A new initiative supporting R&D projects focused on generating energy locally has been launched today by the UK’s Universities and Science Minister David Willetts.
The funding will be made available through a competition awarding the most innovative ideas in the field of localised energy systems. Such systems should be able to supply energy to units from as small as clusters of houses up to whole districts.
The goal of the initiative is to use renewable resources in places of high demand to reduce the strain placed on the national grid, balance energy supply and demand and integrate electric vehicles or easy charging systems into buildings.
“Energy and its storage is one of the eight great technologies of the future where the UK has world leading research and the potential to seize a significant share of growing global markets,” said Universities and Science Minister David Willetts.
“This funding will enable innovative companies to bring their ideas into reality. This will help the UK to move to a low-carbon economy, drive growth and get ahead in the global race.”
Jointly funded by the UK’s innovation agency, the Technology Strategy Board and the Engineering and Physical Sciences Research Council (EPSRC), the competition for collaborative R&D funding will allow businesses to develop new products, services, and solutions in and across the energy, built environment, transport and digital sectors. It will enable them to enter the UK smart energy systems market, estimated to be worth some £3-5bn by 2020.
“The development of localised energy systems is an important part of what will be a complex mix of technologies for generating, transmitting, distributing and storing energy, as we continue the transition to a low carbon economy in the coming decades,” said Iain Gray, CEO of the Technology Strategy Board.
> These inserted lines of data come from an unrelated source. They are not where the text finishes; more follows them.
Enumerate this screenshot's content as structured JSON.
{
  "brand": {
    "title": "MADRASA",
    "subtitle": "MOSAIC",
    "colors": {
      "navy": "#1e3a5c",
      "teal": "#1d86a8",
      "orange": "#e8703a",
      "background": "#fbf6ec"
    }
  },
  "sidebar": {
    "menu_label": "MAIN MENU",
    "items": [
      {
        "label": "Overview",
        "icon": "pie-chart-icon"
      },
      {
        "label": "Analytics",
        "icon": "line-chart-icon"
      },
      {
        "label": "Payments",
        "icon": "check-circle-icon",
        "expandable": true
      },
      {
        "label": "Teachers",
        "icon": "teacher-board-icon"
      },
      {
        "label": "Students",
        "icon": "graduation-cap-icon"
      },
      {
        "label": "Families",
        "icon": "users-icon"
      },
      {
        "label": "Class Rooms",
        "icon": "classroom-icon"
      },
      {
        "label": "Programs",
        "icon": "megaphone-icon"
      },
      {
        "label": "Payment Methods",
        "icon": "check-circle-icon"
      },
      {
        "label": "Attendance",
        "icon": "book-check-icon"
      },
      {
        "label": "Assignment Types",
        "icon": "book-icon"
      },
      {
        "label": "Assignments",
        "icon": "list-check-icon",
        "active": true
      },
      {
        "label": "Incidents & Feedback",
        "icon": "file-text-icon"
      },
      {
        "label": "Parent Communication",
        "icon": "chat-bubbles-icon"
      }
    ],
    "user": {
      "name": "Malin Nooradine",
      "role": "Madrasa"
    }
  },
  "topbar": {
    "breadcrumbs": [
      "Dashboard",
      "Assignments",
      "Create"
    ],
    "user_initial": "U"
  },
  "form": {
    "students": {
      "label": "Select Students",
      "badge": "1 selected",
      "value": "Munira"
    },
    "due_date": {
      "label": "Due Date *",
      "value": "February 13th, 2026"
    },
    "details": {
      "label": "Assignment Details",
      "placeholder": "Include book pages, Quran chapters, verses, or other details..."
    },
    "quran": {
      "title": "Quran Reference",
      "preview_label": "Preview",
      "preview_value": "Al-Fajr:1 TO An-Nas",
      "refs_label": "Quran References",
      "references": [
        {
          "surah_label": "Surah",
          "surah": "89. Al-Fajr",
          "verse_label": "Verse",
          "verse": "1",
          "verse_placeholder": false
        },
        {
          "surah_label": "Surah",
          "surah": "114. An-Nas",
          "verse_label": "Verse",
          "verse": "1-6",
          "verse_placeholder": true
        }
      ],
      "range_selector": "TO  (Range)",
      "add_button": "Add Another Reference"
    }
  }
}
“This funding competition is therefore critical, not only in developing the individual technologies, but also in developing solutions to how technologies are integrated to deliver robust, flexible and cost-effective systems."